When I teach my Human Rights in International History course next spring, we’ll quickly come to the distinction between the “first generation” of political, legal, and civil rights and the “second generation” of social and economic rights. While the United States was an early adopter of the first, this country has had a more complicated relationship with the second. For example: in 1966 the United Nations adopted two international covenants meant to implement the provisions of the 1948 Universal Declaration of Human Rights. While the USA voted for the UDHR and ratified the International Covenant on Civil and Political Rights (albeit not until 1992 and then only with significant legal reservations), it has never ratified the International Covenant on Economic, Social, and Cultural Rights.
Article 13 of that document recognizes “the right of everyone to education” — with primary education to “be compulsory and available free to all,” secondary education “made generally available and accessible to all by every appropriate means, and in particular by the progressive introduction of free education,” and higher education “made equally accessible to all, on the basis of capacity, by every appropriate means, and in particular by the progressive introduction of free education.” (Article 26 of the UDHR had guaranteed the right of education.) The following article in that covenant called on states that did not yet have free, compulsory primary education to develop a plan to implement such a system, and later UN conventions reiterated the right to education. (See this overview from the University of Minnesota’s Human Rights Center.)
Now, there have been numerous American objections to this document — and even to the educational provisions. But at the same time, a right to education might seem relatively non-controversial for Americans, pioneers in the development of universal, public education in the 19th and 20th centuries and founders of thousands of institutions of higher learning.

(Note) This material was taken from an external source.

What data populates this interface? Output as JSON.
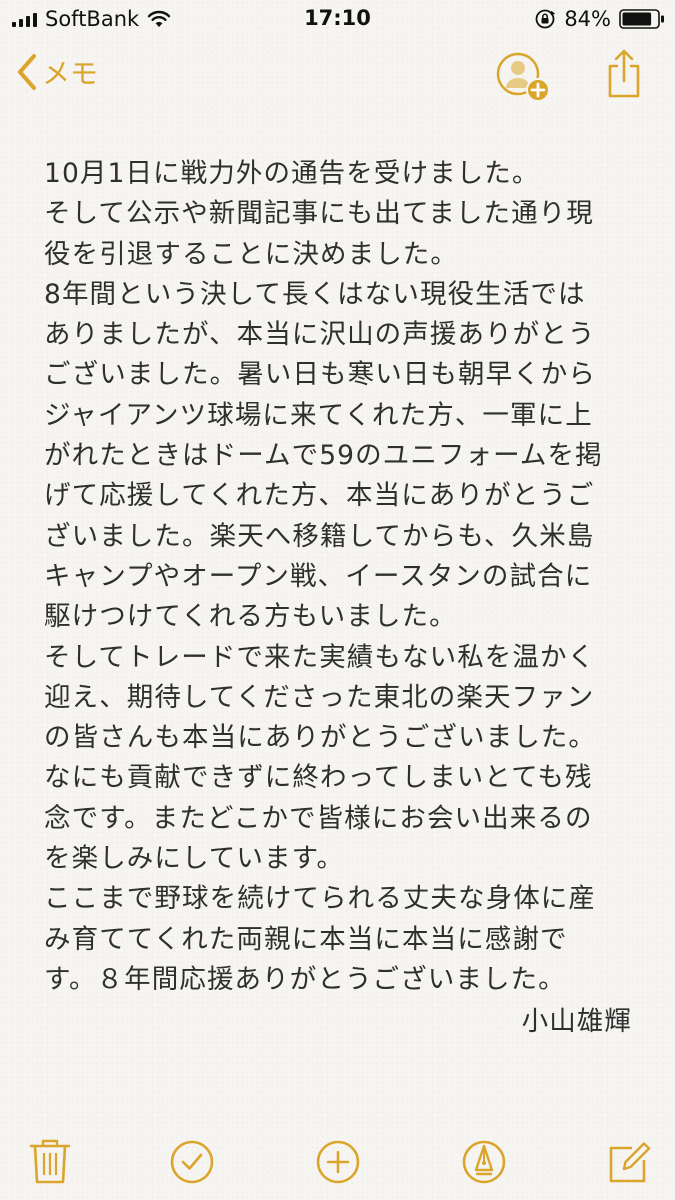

Until you consider what writer Stephen Lurie pointed out this morning at The Atlantic, in noting that the United States languishes behind sixteen other countries in The Learning Curve, a recent ranking of educational systems by Pearson:
Each of the countries ahead of the U.S. has a fundamental commitment in common, one that the America doesn’t: a constitutional, or statutory, guarantee of the right to education….
Every country that bests us in the education rankings either has a constitutional guarantee to education, or does not have a constitution but has ensured the right through an independent statute. Each has constructed law around education as a fundamental right of citizens, at least until the age of adulthood.
Unlike 174 other national constitutions, the U.S. Constitution contains no mention of education. (Likewise, 170 other countries — but not this one — address “health” in their constitutions.) While “traditional interpretation has deemed the 10th amendment sufficient to shift responsibility to the states, and the 14th amendment adequate to ensure fairness,” Lurie points to the Supreme Court decision in San Antonio Independent School District v. Rodriguez (1973) as running “directly counter to that logic, denying appellant claims that unequal education funding violated a fundamental right and the Equal Protection Clause. Even as America assumes the responsibility for education rests somewhere, its clear that the right to that education has clearly fallen through the cracks.”
Nor does Lurie think that legislation apart from the constitution has been effective:
With no central basis for reform, national initiatives have long offered varying approaches to improve disparate school systems. The idea is that the problems of the American education system are solved with policy and metrics, by technical requirements, and uniting standards. They assume that the American value on education is implicitly ingrained. The basis for this thinking is founded, in the modern era, in the Elementary and Secondary Education Act of 1965, implemented as part of the War on Poverty, and periodically reauthorized since. This act, and its descendants like No Child Left Behind, begins its work—funding, setting standards, and outlining federal requirements—from a rather bizarre premise. In striking out to reform education, their “purpose” is to “ensure that all children have a fair, equal, and significant opportunity to obtain a high quality education.” Yet, picking the procedural fight—the “ensuring” of a right that has no legal basis—hasn’t enabled practical solutions to vast educational inequality.
Instead, Lurie argues that a constitutional or statutory right to education “[centralizes] education as a key focus of the state” and serves to “establish baseline requirements that set the frame for policy and judicial challenges, as well as contribute to what the Pearson report calls a ‘culture’ of education: where ‘the cultural assumptions and values surrounding an education system do more to support or undermine it than the system can do on its own.'” So he calls for a constitutional amendment guaranteeing the right to education:
If a true right is established, soft forces and hard law can begin to fundamentally alter the immense flaws of the education system nationwide. This is the exact phenomenon that plays out time and again in other countries—and particularly the ones besting American education. The constitutional guarantee develops a national culture of education, a baseline for rights, and allows—if necessary—for legal protection of that standard. Such an amendment won’t be a panacea for American education, but without it the U.S. will stay average in the rankings and yet remain that one country left behind.
What do you think? Should there be a constitutional amendment guaranteeing the right to education in this country?